By Gvantsa Khutsishvili (Georgia)
This study reports on research investigating the understanding of proximity during public participation processes in Kenya, focusing upon the spatial information knowledge-forming component of an EIA project. The research objective is to explore the impact of different types of Geo-visualizations on the understanding of proximity.
An ongoing project of EIA in Kenya was selected as the case study. The study focuses on how people understand proximity in relation to specific project requirements. The designed different Geo-visualizations (topographical, overlay, aerial) representations for the selected case study serve as a practical example concerning visual support in knowledge construction for future decision-making. This study considered the information about proximity that participants have to know before making a decision. Sixty nine representative respondents of mixed backgrounds, gender, education, previous map experiences and age were interviewed and asked to choose the map type, and subsequently to locate their houses on the map and estimate distance.

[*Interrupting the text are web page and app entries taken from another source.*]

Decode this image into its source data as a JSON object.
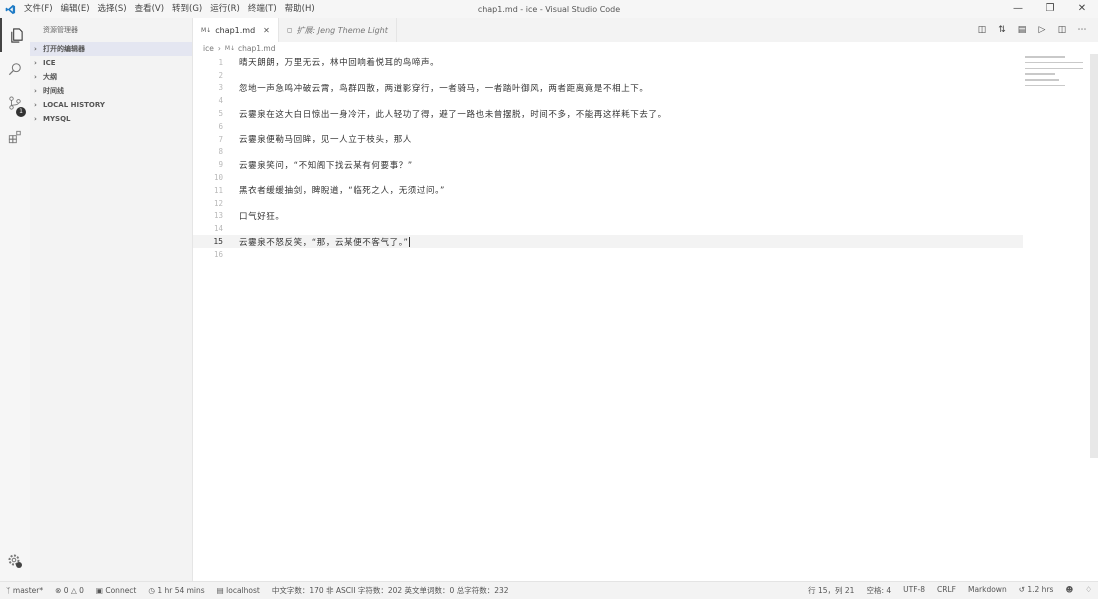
{
  "window": {
    "title": "chap1.md - ice - Visual Studio Code",
    "menu": [
      "文件(F)",
      "编辑(E)",
      "选择(S)",
      "查看(V)",
      "转到(G)",
      "运行(R)",
      "终端(T)",
      "帮助(H)"
    ]
  },
  "activity": {
    "scm_badge": "1"
  },
  "sidebar": {
    "title": "资源管理器",
    "sections": [
      "打开的编辑器",
      "ICE",
      "大纲",
      "时间线",
      "LOCAL HISTORY",
      "MYSQL"
    ]
  },
  "tabs": [
    {
      "label": "chap1.md",
      "icon": "markdown-icon"
    },
    {
      "label": "扩展: Jeng Theme Light",
      "icon": "extension-icon"
    }
  ],
  "breadcrumb": {
    "folder": "ice",
    "file": "chap1.md"
  },
  "editor": {
    "lines": [
      {
        "num": "1",
        "text": "晴天朗朗，万里无云，林中回响着悦耳的鸟啼声。"
      },
      {
        "num": "2",
        "text": ""
      },
      {
        "num": "3",
        "text": "忽地一声急鸣冲破云霄，鸟群四散，两道影穿行，一者骑马，一者踏叶御风，两者距离竟是不相上下。"
      },
      {
        "num": "4",
        "text": ""
      },
      {
        "num": "5",
        "text": "云霎泉在这大白日惊出一身冷汗，此人轻功了得，避了一路也未曾摆脱，时间不多，不能再这样耗下去了。"
      },
      {
        "num": "6",
        "text": ""
      },
      {
        "num": "7",
        "text": "云霎泉便勒马回眸，见一人立于枝头，那人"
      },
      {
        "num": "8",
        "text": ""
      },
      {
        "num": "9",
        "text": "云霎泉笑问，“不知阁下找云某有何要事？”"
      },
      {
        "num": "10",
        "text": ""
      },
      {
        "num": "11",
        "text": "黑衣者缓缓抽剑，睥睨道，“临死之人，无须过问。”"
      },
      {
        "num": "12",
        "text": ""
      },
      {
        "num": "13",
        "text": "口气好狂。"
      },
      {
        "num": "14",
        "text": ""
      },
      {
        "num": "15",
        "text": "云霎泉不怒反笑，“那，云某便不客气了。”"
      },
      {
        "num": "16",
        "text": ""
      }
    ],
    "current_line": "15"
  },
  "status": {
    "branch": "master*",
    "errors": "0",
    "warnings": "0",
    "connect": "Connect",
    "time": "1 hr 54 mins",
    "host": "localhost",
    "stats": "中文字数：170 非 ASCII 字符数：202 英文单词数：0 总字符数：232",
    "position": "行 15，列 21",
    "spaces": "空格: 4",
    "encoding": "UTF-8",
    "eol": "CRLF",
    "language": "Markdown",
    "hours": "1.2 hrs"
  }
}
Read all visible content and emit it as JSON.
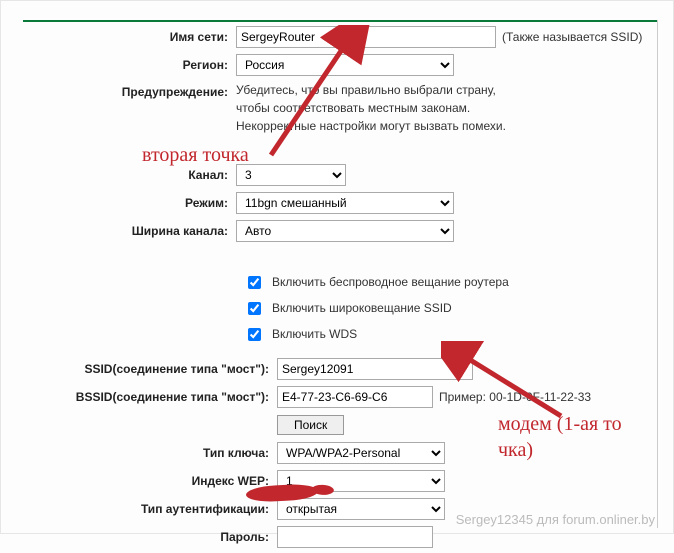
{
  "labels": {
    "ssid_name": "Имя сети:",
    "region": "Регион:",
    "warning": "Предупреждение:",
    "channel": "Канал:",
    "mode": "Режим:",
    "channel_width": "Ширина канала:",
    "wds_ssid": "SSID(соединение типа \"мост\"):",
    "wds_bssid": "BSSID(соединение типа \"мост\"):",
    "key_type": "Тип ключа:",
    "wep_index": "Индекс WEP:",
    "auth_type": "Тип аутентификации:",
    "password": "Пароль:"
  },
  "values": {
    "ssid_name": "SergeyRouter",
    "region": "Россия",
    "channel": "3",
    "mode": "11bgn смешанный",
    "channel_width": "Авто",
    "wds_ssid": "Sergey12091",
    "wds_bssid": "E4-77-23-C6-69-C6",
    "key_type": "WPA/WPA2-Personal",
    "wep_index": "1",
    "auth_type": "открытая",
    "password": ""
  },
  "hints": {
    "ssid_aka": "(Также называется SSID)",
    "warning_text": "Убедитесь, что вы правильно выбрали страну,\nчтобы соответствовать местным законам.\nНекорректные настройки могут вызвать помехи.",
    "bssid_example": "Пример: 00-1D-0F-11-22-33"
  },
  "checkboxes": {
    "enable_wireless": "Включить беспроводное вещание роутера",
    "enable_ssid_broadcast": "Включить широковещание SSID",
    "enable_wds": "Включить WDS"
  },
  "buttons": {
    "search": "Поиск"
  },
  "annotations": {
    "second_point": "вторая точка",
    "modem": "модем (1-ая то\nчка)"
  },
  "watermark": "Sergey12345 для forum.onliner.by"
}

The results of the study showed that topographical map continues to be the most popular visualization among participants. There were no significant differences between different types of maps in understanding of proximity. However, the study showed the advantage of males for the use of the map and of female’s better knowledge of route distance. It was furthermore found that older participants understood better proximity by using the maps.
In conclusion, these results have implications for public participation. This study demonstrates that these are differences in gender and age; public participation should therefore aim to include a representative sample of social demographic groups of the case study area.
Keywords: Geo-visualization; proximity; public participation; spatial Knowledge; level of realism